**EXERCISE PROMPT:** Identify every line in the records below that contains the word "this", and copy each of those lines.

**PROVIDED DATA:**
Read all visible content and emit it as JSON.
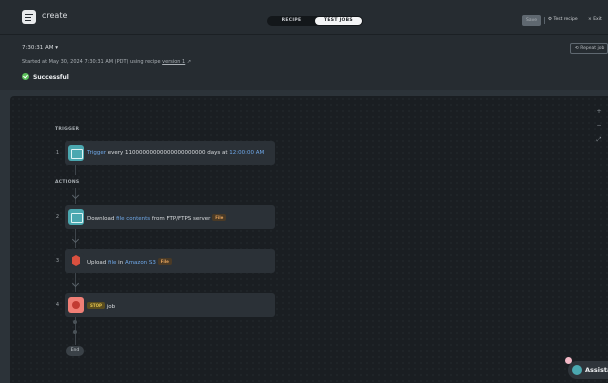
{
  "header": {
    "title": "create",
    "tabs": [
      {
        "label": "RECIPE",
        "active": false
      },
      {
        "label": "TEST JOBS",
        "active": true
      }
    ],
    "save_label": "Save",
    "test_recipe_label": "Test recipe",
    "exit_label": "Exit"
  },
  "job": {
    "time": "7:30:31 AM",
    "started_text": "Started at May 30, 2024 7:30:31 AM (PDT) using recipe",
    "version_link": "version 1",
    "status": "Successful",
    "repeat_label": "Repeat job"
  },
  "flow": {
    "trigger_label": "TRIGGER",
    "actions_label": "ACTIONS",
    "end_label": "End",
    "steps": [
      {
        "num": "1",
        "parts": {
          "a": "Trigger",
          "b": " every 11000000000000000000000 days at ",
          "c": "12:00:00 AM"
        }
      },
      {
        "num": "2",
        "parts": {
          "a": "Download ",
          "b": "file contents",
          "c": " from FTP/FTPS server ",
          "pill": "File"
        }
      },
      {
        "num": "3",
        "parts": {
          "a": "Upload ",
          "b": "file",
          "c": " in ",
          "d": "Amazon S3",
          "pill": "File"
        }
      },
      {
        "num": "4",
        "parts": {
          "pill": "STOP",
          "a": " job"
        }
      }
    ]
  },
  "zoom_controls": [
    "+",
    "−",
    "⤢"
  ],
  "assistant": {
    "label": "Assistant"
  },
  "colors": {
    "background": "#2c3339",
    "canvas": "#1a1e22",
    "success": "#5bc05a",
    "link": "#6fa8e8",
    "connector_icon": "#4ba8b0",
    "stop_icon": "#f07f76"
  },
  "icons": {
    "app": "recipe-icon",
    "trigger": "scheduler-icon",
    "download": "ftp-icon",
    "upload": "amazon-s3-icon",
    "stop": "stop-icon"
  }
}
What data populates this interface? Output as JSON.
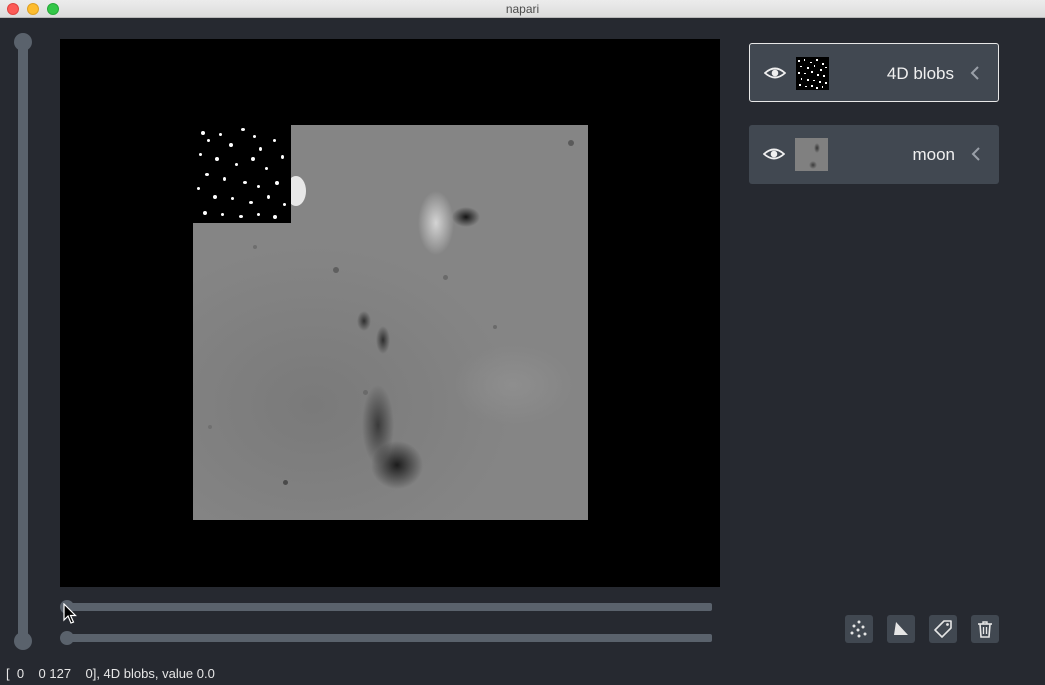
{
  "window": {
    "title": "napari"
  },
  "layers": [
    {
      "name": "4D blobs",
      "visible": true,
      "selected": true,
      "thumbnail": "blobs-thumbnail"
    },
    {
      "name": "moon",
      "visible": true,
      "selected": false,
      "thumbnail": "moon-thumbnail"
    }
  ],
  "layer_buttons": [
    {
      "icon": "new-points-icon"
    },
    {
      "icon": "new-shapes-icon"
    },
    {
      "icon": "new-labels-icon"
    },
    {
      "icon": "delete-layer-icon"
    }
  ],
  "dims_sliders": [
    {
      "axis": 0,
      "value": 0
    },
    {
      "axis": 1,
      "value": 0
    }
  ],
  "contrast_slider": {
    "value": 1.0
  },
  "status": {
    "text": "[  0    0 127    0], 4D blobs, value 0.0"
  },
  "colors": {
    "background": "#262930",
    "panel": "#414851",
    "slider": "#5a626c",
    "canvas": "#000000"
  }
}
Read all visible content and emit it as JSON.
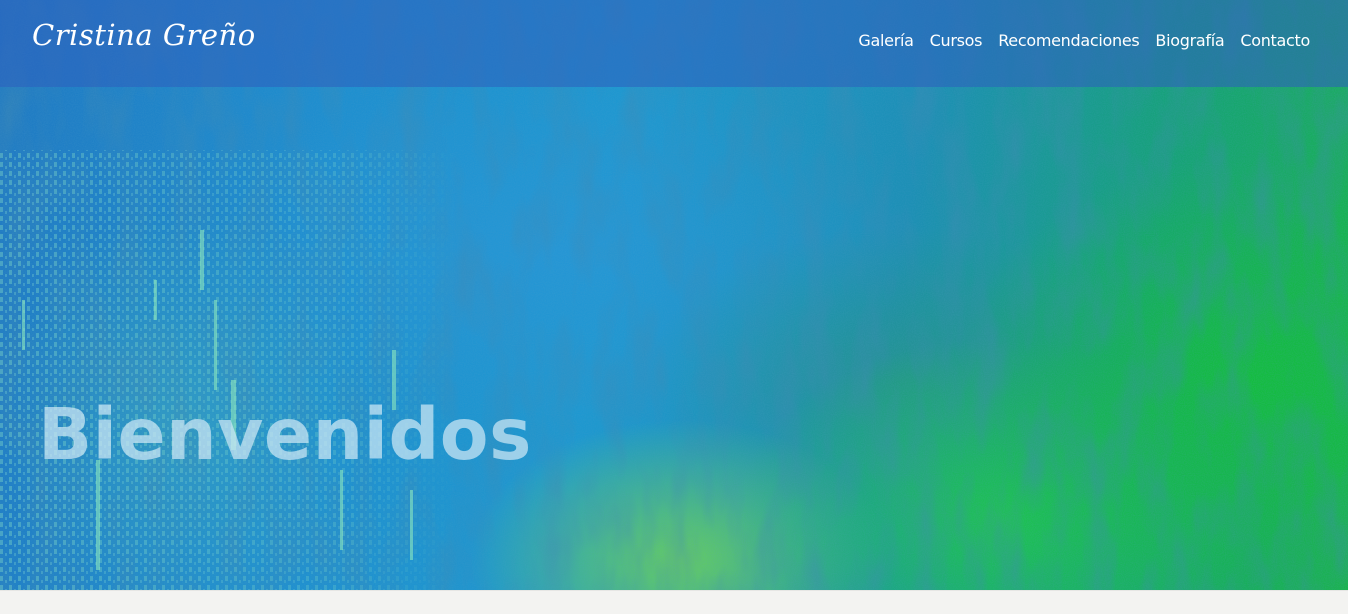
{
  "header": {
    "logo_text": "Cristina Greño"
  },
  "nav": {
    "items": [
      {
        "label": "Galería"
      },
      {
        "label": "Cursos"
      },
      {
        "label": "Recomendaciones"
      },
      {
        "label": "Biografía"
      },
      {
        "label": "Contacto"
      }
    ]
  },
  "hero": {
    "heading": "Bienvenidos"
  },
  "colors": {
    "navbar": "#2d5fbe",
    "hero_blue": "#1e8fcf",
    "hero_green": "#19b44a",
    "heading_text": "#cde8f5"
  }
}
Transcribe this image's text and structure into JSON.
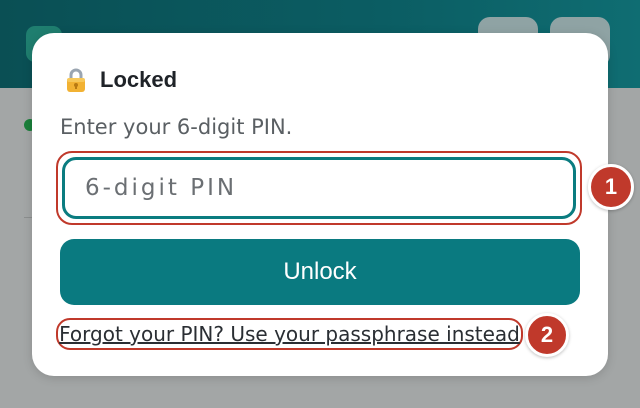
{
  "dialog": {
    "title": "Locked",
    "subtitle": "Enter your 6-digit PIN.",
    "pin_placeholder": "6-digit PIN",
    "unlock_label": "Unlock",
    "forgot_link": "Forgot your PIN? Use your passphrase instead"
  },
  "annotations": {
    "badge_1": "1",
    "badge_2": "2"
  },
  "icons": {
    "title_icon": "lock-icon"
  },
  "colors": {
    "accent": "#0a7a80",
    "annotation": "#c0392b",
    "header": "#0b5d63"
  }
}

**RESPONSE AREA:**
What data populates this interface? Output as JSON.
Transcribe this image's text and structure into JSON.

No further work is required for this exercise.